Whether you deliberately skipped the trailer or not, it helps to not know some story details about “Looper” prior to viewing, as major revelations are best seen during the screening itself, devoid of preconceptions and judgments. Some spoilers will be revealed in this review as well, so stop reading if you’ve yet to watch it.
An action-scifi movie, “Looper” examines a time travel quandary, but not without inspiring bewilderment and a few nagging questions. Focusing on a particular Looper (an executioner who disposes of people sent back from the future), the story follows Joe Simmons (Joseph Gordon-Levitt), who fails to get rid of a time travel escapee, Old Joe (Bruce Willis). Joe is from a divergent future timeline, his life in shambles after a mysterious mob boss, “Rainmaker,” begins disposing of former Looper agents.
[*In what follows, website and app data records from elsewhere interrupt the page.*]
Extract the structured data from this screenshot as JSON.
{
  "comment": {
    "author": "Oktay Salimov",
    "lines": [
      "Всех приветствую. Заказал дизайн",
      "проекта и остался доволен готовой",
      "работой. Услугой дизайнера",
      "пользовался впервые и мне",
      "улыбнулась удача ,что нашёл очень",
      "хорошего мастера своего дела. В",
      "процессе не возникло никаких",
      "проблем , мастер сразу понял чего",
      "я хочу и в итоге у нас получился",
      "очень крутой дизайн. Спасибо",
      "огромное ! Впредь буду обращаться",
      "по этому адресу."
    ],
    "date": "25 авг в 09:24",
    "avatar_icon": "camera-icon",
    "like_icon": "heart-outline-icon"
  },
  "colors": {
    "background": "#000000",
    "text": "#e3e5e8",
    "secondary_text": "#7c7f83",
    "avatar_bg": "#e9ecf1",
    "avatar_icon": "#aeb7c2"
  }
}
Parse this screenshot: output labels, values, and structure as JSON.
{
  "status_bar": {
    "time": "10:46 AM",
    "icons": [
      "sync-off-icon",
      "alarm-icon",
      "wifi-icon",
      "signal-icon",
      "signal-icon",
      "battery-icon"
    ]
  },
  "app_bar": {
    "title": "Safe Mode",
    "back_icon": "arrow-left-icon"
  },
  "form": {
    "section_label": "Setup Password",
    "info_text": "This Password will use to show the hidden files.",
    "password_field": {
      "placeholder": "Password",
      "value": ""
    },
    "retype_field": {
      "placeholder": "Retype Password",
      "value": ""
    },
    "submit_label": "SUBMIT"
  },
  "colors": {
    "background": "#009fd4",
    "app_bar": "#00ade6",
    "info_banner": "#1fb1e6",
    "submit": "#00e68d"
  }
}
Quickly noticeable are Gordon-Levitt’s prosthetics-altered features; it becomes clear soon enough why he’s got an obviously fake nose. Yes, he’s the younger Joe, and the actor does look a bit like Willis thanks to the alterations.
But similarities end there; Old Joe is on a Terminator-esque spree to change or eliminate his future, never mind that the past he ‘s stuck in is different and is already automatically changed by his presence alone.
The details of time travel are better off not talked about, as emphasized by both Willis and Jeff Daniels’ characters. That excuse, however, just makes the inquisitive viewer wonder about the veracity of the time travel aspect even more.
The “Back to the Future” trilogy was able to explain and utilize the concept tremendously, while the “Terminator” films skirted details pertaining to the time machines’ (and travels’) limits. It’s a complicated subject, sure, but in this case, some explanations are necessary.
In “Looper,” a separate future timeline is clearly established, the one that Old Joe lived in and was sent back from. Young Joe and Old Joe have no memories of certain people—Old Joe doesn’t know about the telekinetics Young Joe is about to meet, etc., which means that Old Joe should’ve stopped right there because it obviously isn’t his own timeline, and his presence there already affects Young Joe significantly. His doomed future happened, all right, but not because of this particular reality.
But no, he has to embark on a vague and dreadful mission, and Young Joe unwittingly and inevitably discovers the truth about some future villain, who we never really see in Old Joe’s world.
It’s also unclear how the two Joes share a physical connection. The two are separate entities, so it’s confusing when something that happens to Young Joe’s body affects Old Joe. It gets frustrating.
While there are interesting concepts initially, the story is far from perfect. There are captivating performances, yes, but “Looper’s” mythology is pretty shaky and confusing, making it hard to be truly invested.